My friend and I put in at Shelter Island around 6:30 in gorgeous weather. The plan was to head toward the South 9 and look for birds to target bonies. We saw a little fog in front of us but figured it was like normal summer stuff.
Then we got in it… it was thick.
We changed plans to work the jetty since we could get close enough to see it. There were so many boats around that I just didn’t trust. Who knows who is going to be going 35+ knts in 100 yard visibility and run my little boat over.
The jetty yielded 3 Calicos and some Johny bass on the spinner baits. Then I shot across the channel to look in the Pt. Loma kelp off the point. The kelp looked good, but the water was a little dirty and it felt dead. The only thing we did there was laugh at some of the jerks on the radio. Some of was actually very funny. Saw a few pencils, but no fish.
The the visibility went up a little. We worked our way around the kelp and headed toward the South 9. We were going pretty slow. We thought we saw some life after about 2 miles and decided to put a rapala in. Just then I see a silhouette off the port bow. About 15 seconds later I can read “New Seaforth” and they are less than 200 yards away making good speed. Glad we were going slow enough to have time to react if we needed to.
I do wonder if they saw us on radar since I’ve got an aluminum boat, or if we were totally invisible…?
We gave up on the troll and continued toward the S 9. As we got closer, the fog started to break. Within about a mile of the 9, we saw another boat and started to troll again.
We were hooked up in about 2 minutes. About a 5lb bonie (my guess). It was super fun for the next 15 minutes which is kind of a blur. No time to grab the camera, so no pictures.
About that time we realized that there weren’t many birds and we would have to troll to find them. I also realized that the fog ws clearing there were a lot of boats around. Sort of weird to be all alone in the fog, and then in central park.
Trolling little krocodiles with bass gear (Curado 300 on 15-25lb rod) was super fun. We were getting double hookups and having a blast.
We release all of them except the ones that we eye hooked bad or would have killed any way. We bled them right away and put them on ice.
Ultimately, there weren’t many birds, but there was life. The radio chatter was pretty pathetic, but some was good. It really feels like spring is finally here. Except for the predicted cold front next week.
I grilled up some of the fillets when I got home and they were very good. They very much so beat my expectations. You have to take care of them, so they are more work than most fish to eat, but it was a good treat. My father in law loves them, so he gets a nice present.

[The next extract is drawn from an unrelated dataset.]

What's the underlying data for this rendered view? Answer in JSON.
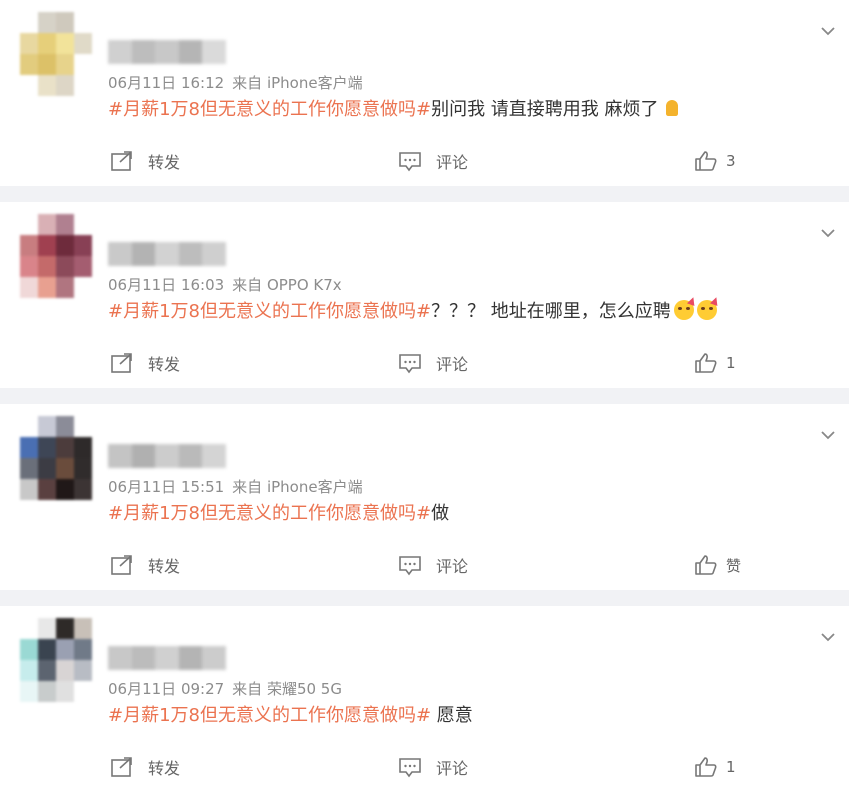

With fuel prices at their current highs, it is good to know that we traveled over 35 nautical miles on a 6 gallon tank and it looks like there is still 1-2 gallons left.